No matter which format you use, make sure your business model story communicates these 3 core jobs: value creation, value delivery, and value capture.
Here's how you visualize them on a Lean Canvas:
Customer Value Creation
You create value for your customers with your unique value proposition (UVP). In order to create an effective UVP, you have to first deeply understand your customers and their problems. You are then in the best position to design a solution from which you derive your UVP. (See how to craft an effective UVP)
Customer Value Delivery
You deliver value to your customers through your solution -- which customers find through your channels. The cost of value delivery is captured on your cost structure box.
When taking a lean approach, the emphasis is on racing to deliver customer value because demonstrating value creation is the riskiest assumption at the outset of any project. If you don't create value for your customers, you won't be able to capture any value back (aka get paid).
This is why it is prudent to start with a minimum viable product (MVP) versus your fully realized vision of your finished solution. (See what is a minimum viable product)
Customer Value Capture

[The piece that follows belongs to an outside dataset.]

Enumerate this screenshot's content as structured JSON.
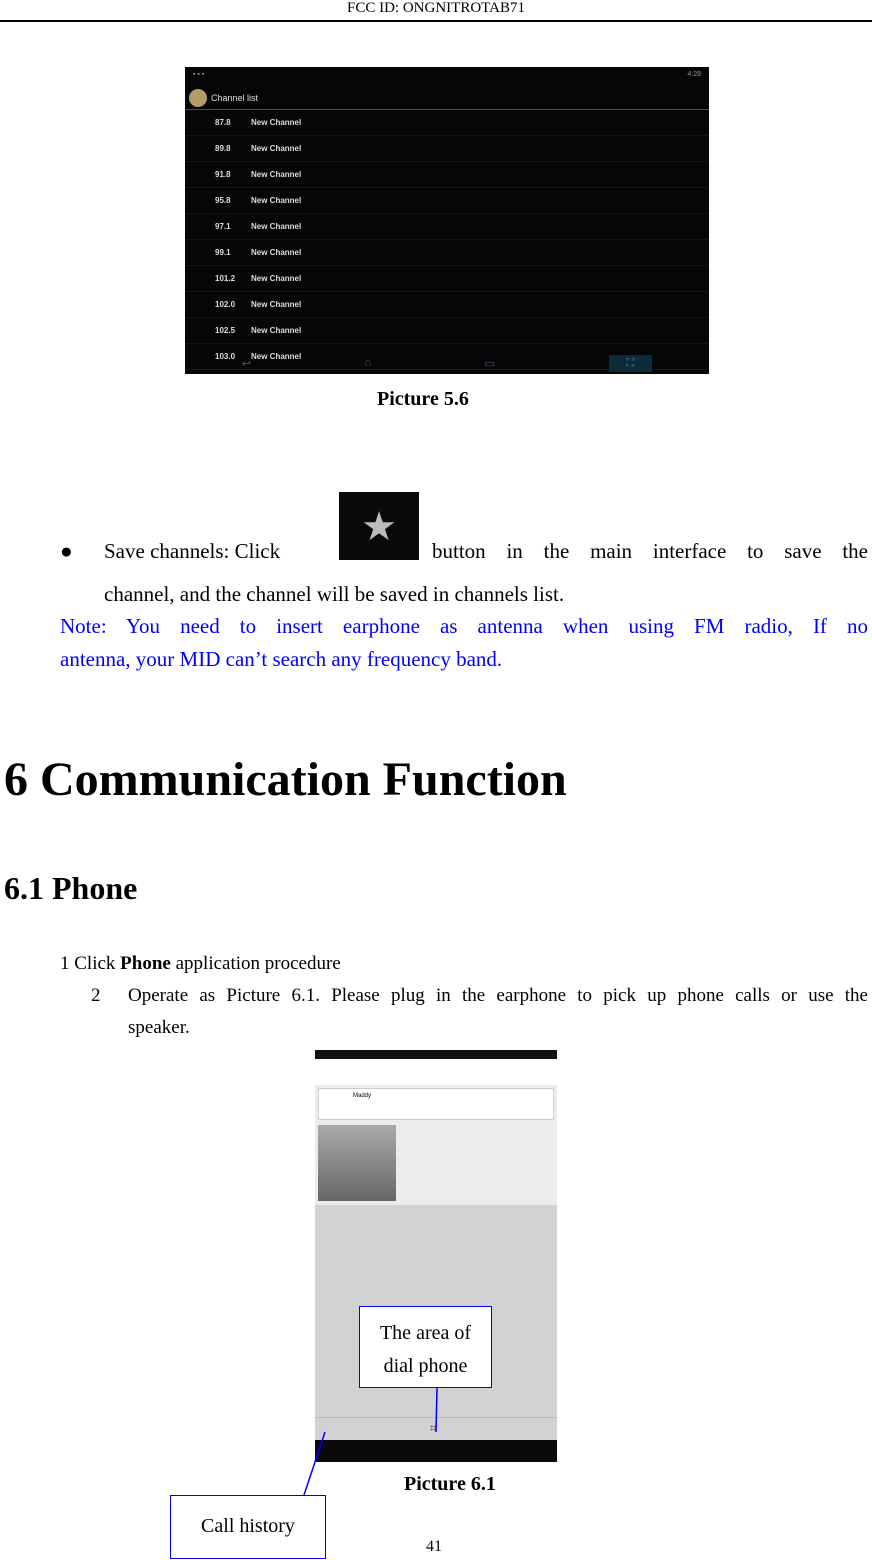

You capture value back from your customers through your revenue streams. For business modeling purposes, it is important to list both your sources of revenue and specific pricing. If you aren't sure about specific pricing yet, ballparks are okay.

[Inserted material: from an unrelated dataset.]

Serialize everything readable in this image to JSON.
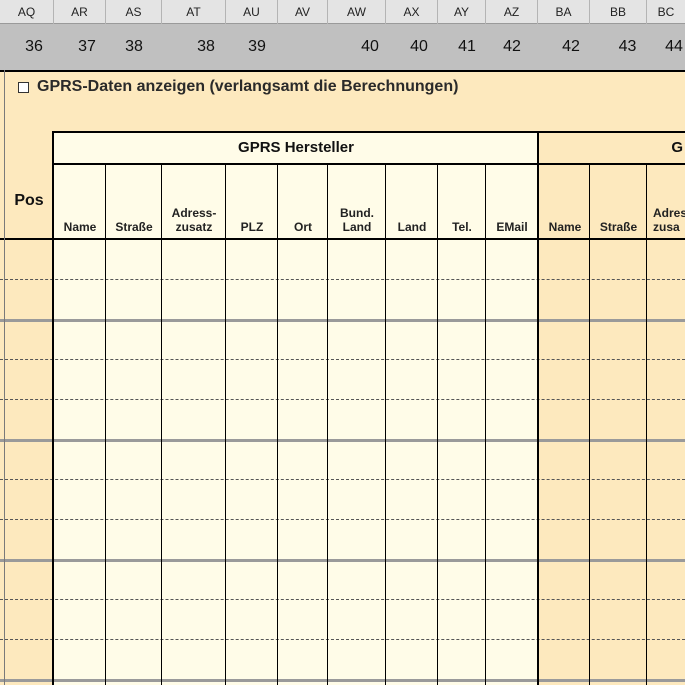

The mistake a lot of entrepreneurs make is pricing their products against their solutions by slapping a small margin over what it costs them to deliver value. This is a mistake because your customers don't care about your costs, they care about the value they capture from your product. By anchoring your pricing model against customer value creation, you not only make it easier for customers to buy from you, but you often are also able to charge more for your products with a value-based versus cost-based approach.
How long does it take to create a business model?
There are 2 parts to creating a business model: business model design, and business model development. You can sketch your initial business model in 20-30 mins. Unlike a traditional business plan, the goal isn't seeking perfection, but a snapshot of your current understanding. You then identify and prioritize your riskiest assumptions and formulate a validation strategy which you then test with small and fast additive experiments.
The learning generated from the experiments guides your understanding of risks and helps continually refine your business model from your initial sketch to a repeatable and scalable business model. This is the business model development process.
Put Your Skills to Work
Capture Your Business Model with a Lean Canvas
Lean Canvas is a 1-page business planning tool that gets your idea across.